Try it: Search the material below for the word "this" and copy every line in which it occurs.

Records shown:
***

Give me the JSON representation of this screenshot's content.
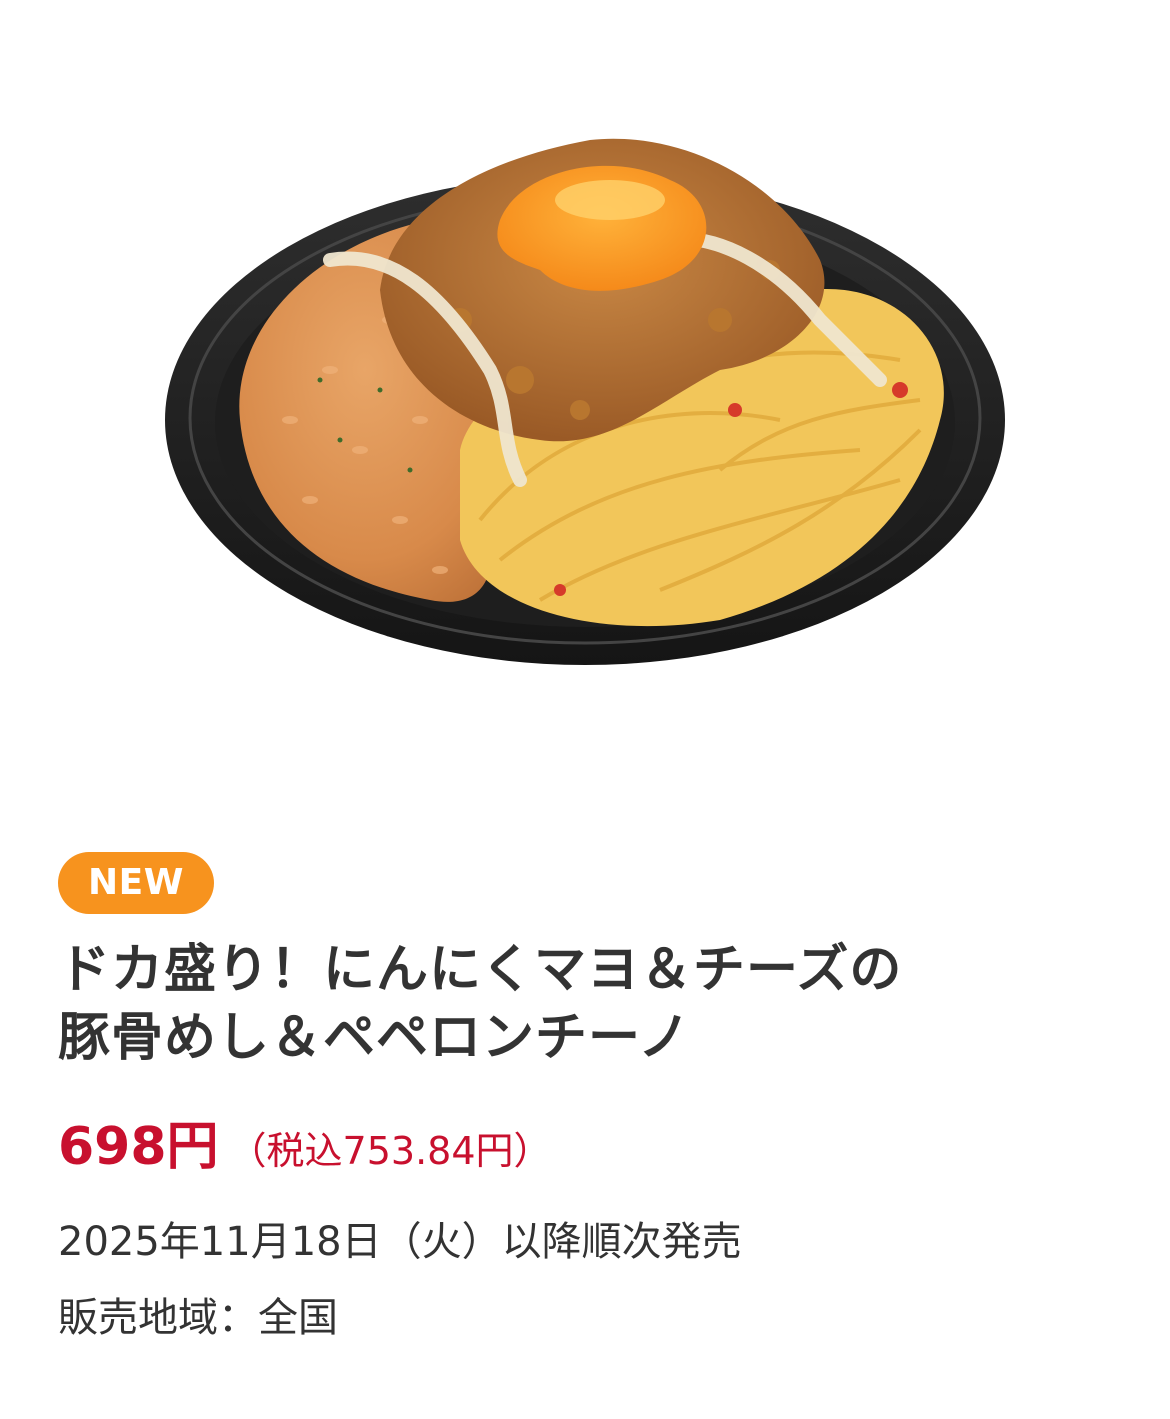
{
  "product": {
    "image_alt": "ドカ盛り！にんにくマヨ＆チーズの豚骨めし＆ペペロンチーノ",
    "badge": "NEW",
    "title_line1": "ドカ盛り！にんにくマヨ＆チーズの",
    "title_line2": "豚骨めし＆ペペロンチーノ",
    "price": "698円",
    "price_with_tax": "（税込753.84円）",
    "release_date": "2025年11月18日（火）以降順次発売",
    "sales_region": "販売地域：全国"
  },
  "colors": {
    "badge_bg": "#f7931e",
    "price": "#c8102e",
    "text": "#333333"
  }
}
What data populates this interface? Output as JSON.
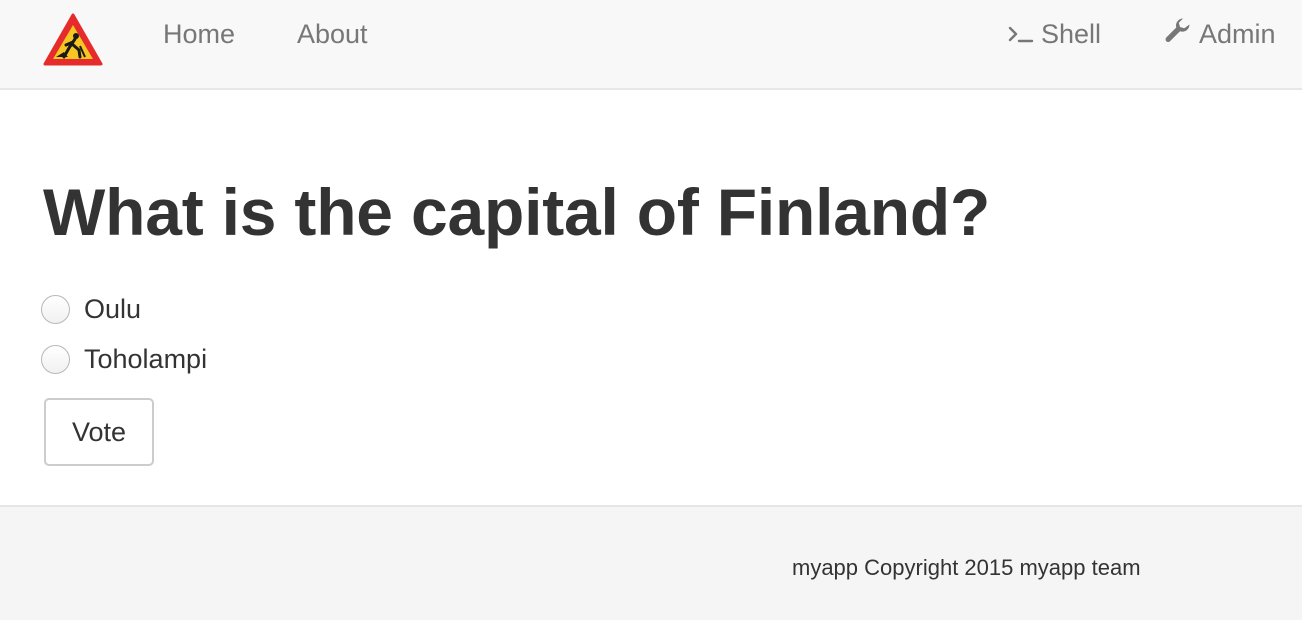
{
  "navbar": {
    "logo_icon": "construction-warning-sign-icon",
    "links": [
      {
        "label": "Home"
      },
      {
        "label": "About"
      }
    ],
    "right_links": [
      {
        "label": "Shell",
        "icon": "terminal-prompt-icon"
      },
      {
        "label": "Admin",
        "icon": "wrench-icon"
      }
    ]
  },
  "poll": {
    "question": "What is the capital of Finland?",
    "choices": [
      {
        "label": "Oulu",
        "selected": false
      },
      {
        "label": "Toholampi",
        "selected": false
      }
    ],
    "vote_label": "Vote"
  },
  "footer": {
    "text": "myapp Copyright 2015 myapp team"
  },
  "colors": {
    "navbar_bg": "#f8f8f8",
    "nav_link": "#777777",
    "text": "#333333",
    "footer_bg": "#f5f5f5",
    "sign_red": "#e52b2b",
    "sign_yellow": "#f7c623"
  }
}
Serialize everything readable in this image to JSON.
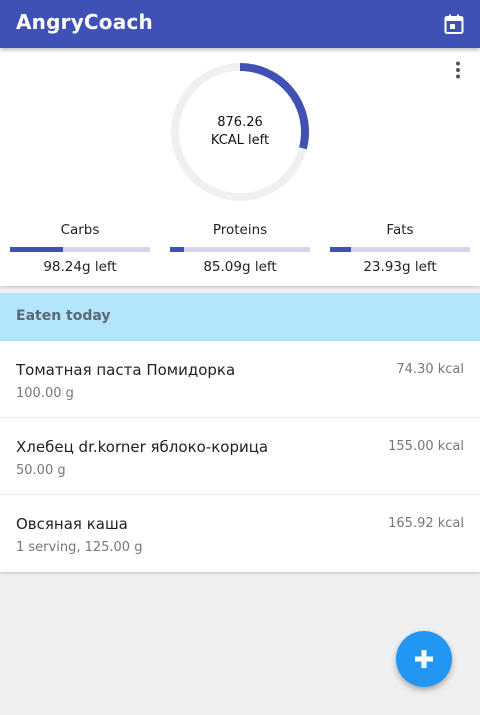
{
  "appbar": {
    "title": "AngryCoach",
    "calendar_icon": "calendar-icon"
  },
  "summary": {
    "kcal_left": "876.26",
    "kcal_label": "KCAL left",
    "kcal_progress": 0.29,
    "more_icon": "more-vert-icon",
    "macros": [
      {
        "name": "Carbs",
        "left": "98.24g left",
        "progress": 0.38
      },
      {
        "name": "Proteins",
        "left": "85.09g left",
        "progress": 0.1
      },
      {
        "name": "Fats",
        "left": "23.93g left",
        "progress": 0.15
      }
    ]
  },
  "eaten": {
    "title": "Eaten today",
    "items": [
      {
        "name": "Томатная паста Помидорка",
        "amount": "100.00 g",
        "kcal": "74.30 kcal"
      },
      {
        "name": "Хлебец dr.korner яблоко-корица",
        "amount": "50.00 g",
        "kcal": "155.00 kcal"
      },
      {
        "name": "Овсяная каша",
        "amount": "1 serving, 125.00 g",
        "kcal": "165.92 kcal"
      }
    ]
  },
  "fab": {
    "icon": "plus-icon"
  },
  "colors": {
    "primary": "#3f51b5",
    "accent": "#2196f3",
    "section_header": "#b3e5fc",
    "track": "#d3d6ee"
  }
}
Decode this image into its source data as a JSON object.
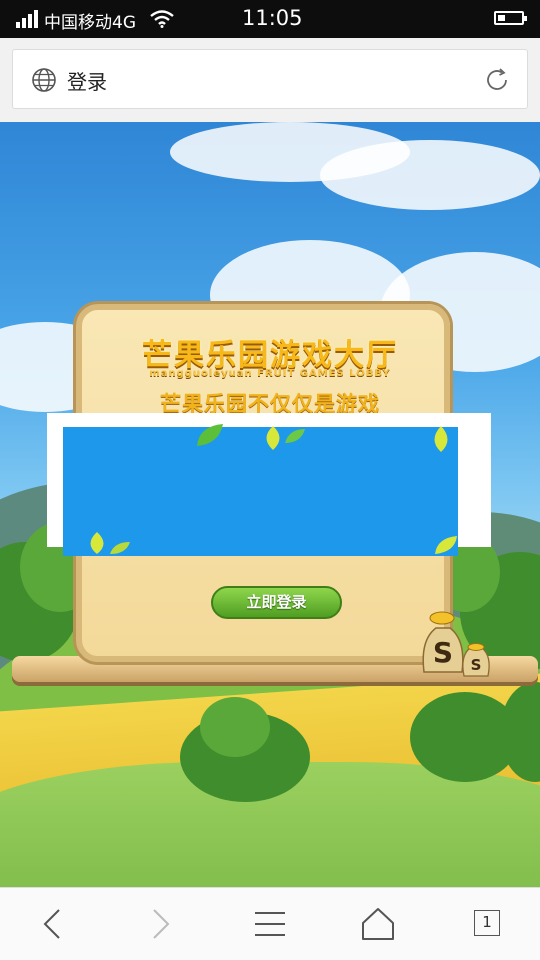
{
  "status_bar": {
    "carrier": "中国移动4G",
    "time": "11:05"
  },
  "address_bar": {
    "page_title": "登录",
    "icons": [
      "globe-icon",
      "reload-icon"
    ]
  },
  "web_page": {
    "game_title": "芒果乐园游戏大厅",
    "game_subtitle": "mangguoleyuan FRUIT GAMES LOBBY",
    "game_slogan": "芒果乐园不仅仅是游戏",
    "login_button": "立即登录",
    "popup_color": "#1e98ea"
  },
  "bottom_nav": {
    "tab_count": "1",
    "icons": [
      "back-icon",
      "forward-icon",
      "menu-icon",
      "home-icon",
      "tabs-icon"
    ]
  }
}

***

Exercise result:
Give me the JSON representation of this screenshot's content.
What data populates this interface? Output as JSON.
Serialize everything readable in this image to JSON.
Decode this image into its source data as a JSON object.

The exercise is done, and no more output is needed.